Go through the entries that follow and count every line with the string "Knob". Reply with the number only.

### [Source material]
= Beginning of Section =

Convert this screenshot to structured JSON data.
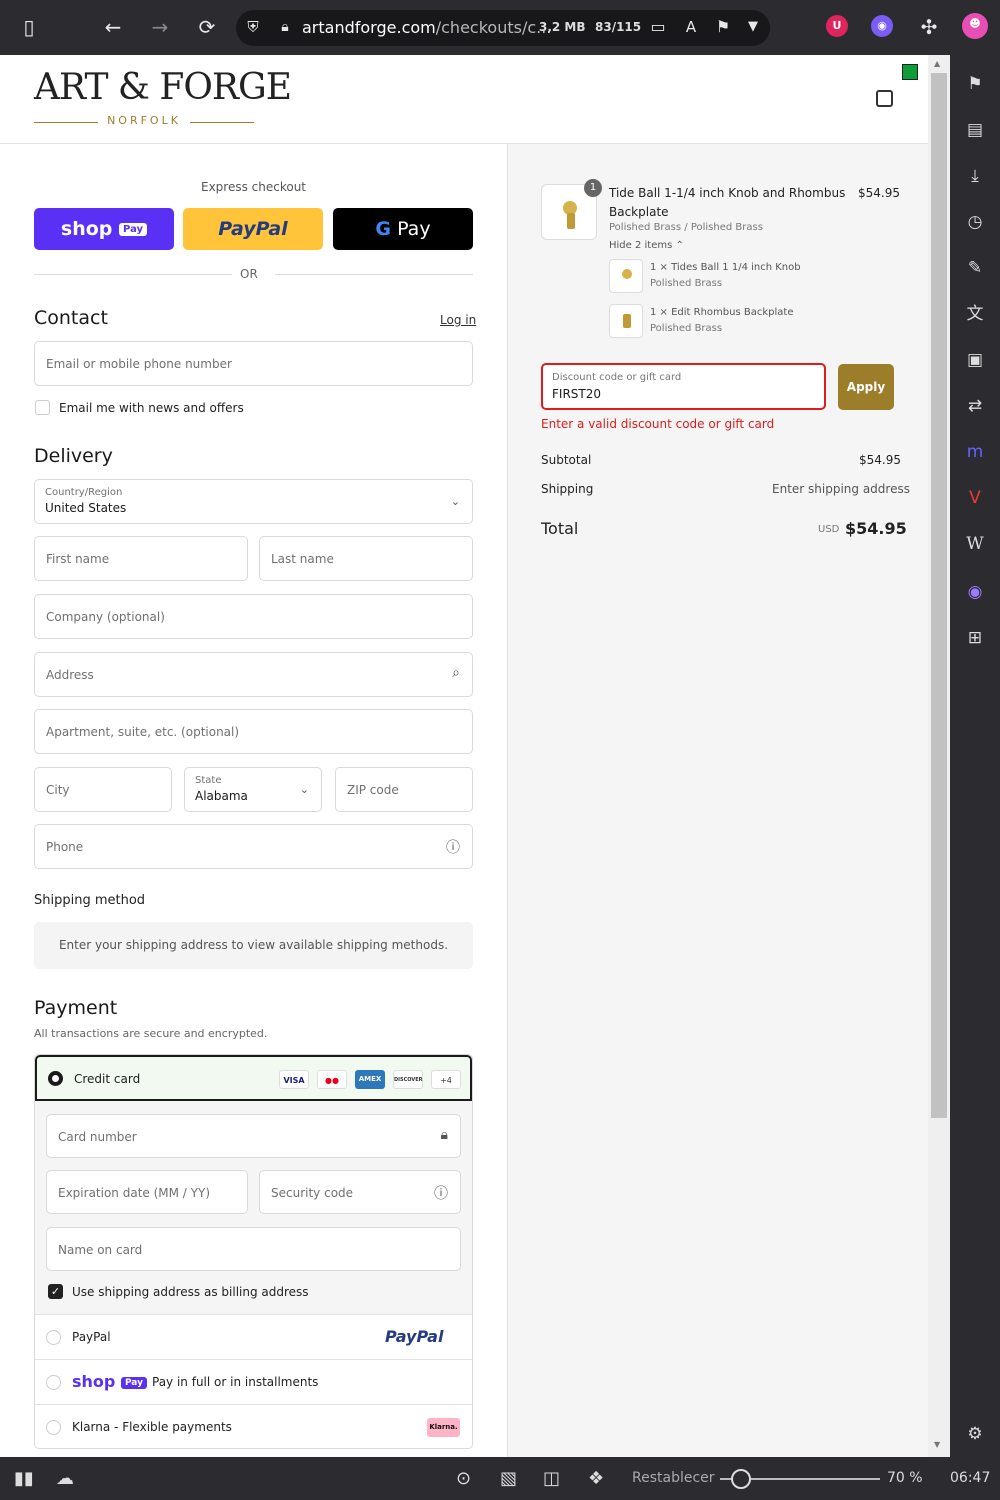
{
  "browser": {
    "url_host": "artandforge.com",
    "url_path": "/checkouts/c...",
    "size_stat": "3,2 MB",
    "tab_count": "83/115",
    "status_bar": {
      "reset_label": "Restablecer",
      "zoom": "70 %",
      "time": "06:47"
    }
  },
  "store": {
    "logo": "ART & FORGE",
    "logo_sub": "NORFOLK"
  },
  "express": {
    "label": "Express checkout",
    "shop_pay": "shop",
    "shop_pay_badge": "Pay",
    "paypal": "PayPal",
    "gpay": "Pay",
    "or_text": "OR"
  },
  "contact": {
    "title": "Contact",
    "login": "Log in",
    "email_placeholder": "Email or mobile phone number",
    "newsletter": "Email me with news and offers"
  },
  "delivery": {
    "title": "Delivery",
    "country_label": "Country/Region",
    "country_value": "United States",
    "first_name": "First name",
    "last_name": "Last name",
    "company": "Company (optional)",
    "address": "Address",
    "apartment": "Apartment, suite, etc. (optional)",
    "city": "City",
    "state_label": "State",
    "state_value": "Alabama",
    "zip": "ZIP code",
    "phone": "Phone"
  },
  "shipping_method": {
    "title": "Shipping method",
    "message": "Enter your shipping address to view available shipping methods."
  },
  "payment": {
    "title": "Payment",
    "subtitle": "All transactions are secure and encrypted.",
    "credit_card": "Credit card",
    "card_logos": [
      "VISA",
      "MC",
      "AMEX",
      "DISCOVER"
    ],
    "more_cards": "+4",
    "card_number": "Card number",
    "expiration": "Expiration date (MM / YY)",
    "security_code": "Security code",
    "name_on_card": "Name on card",
    "billing_same": "Use shipping address as billing address",
    "paypal": "PayPal",
    "paypal_logo": "PayPal",
    "shop_pay_text": "Pay in full or in installments",
    "shop_logo": "shop",
    "shop_badge": "Pay",
    "klarna": "Klarna - Flexible payments",
    "klarna_logo": "Klarna."
  },
  "summary": {
    "item_qty": "1",
    "item_title_1": "Tide Ball 1-1/4 inch Knob and Rhombus",
    "item_title_2": "Backplate",
    "item_variant": "Polished Brass / Polished Brass",
    "item_price": "$54.95",
    "hide_items": "Hide 2 items",
    "sub_items": [
      {
        "name": "1 × Tides Ball 1 1/4 inch Knob",
        "variant": "Polished Brass"
      },
      {
        "name": "1 × Edit Rhombus Backplate",
        "variant": "Polished Brass"
      }
    ],
    "discount_label": "Discount code or gift card",
    "discount_value": "FIRST20",
    "apply": "Apply",
    "error": "Enter a valid discount code or gift card",
    "subtotal_label": "Subtotal",
    "subtotal_value": "$54.95",
    "shipping_label": "Shipping",
    "shipping_value": "Enter shipping address",
    "total_label": "Total",
    "currency": "USD",
    "total_value": "$54.95"
  }
}
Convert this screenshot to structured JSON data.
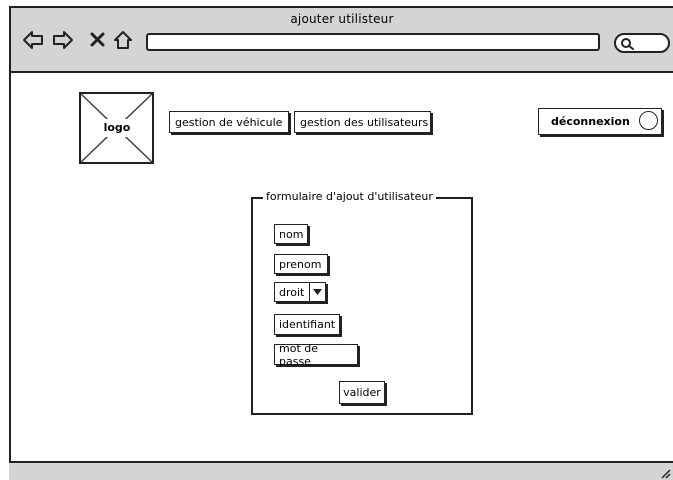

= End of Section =

### [Exercise result]
2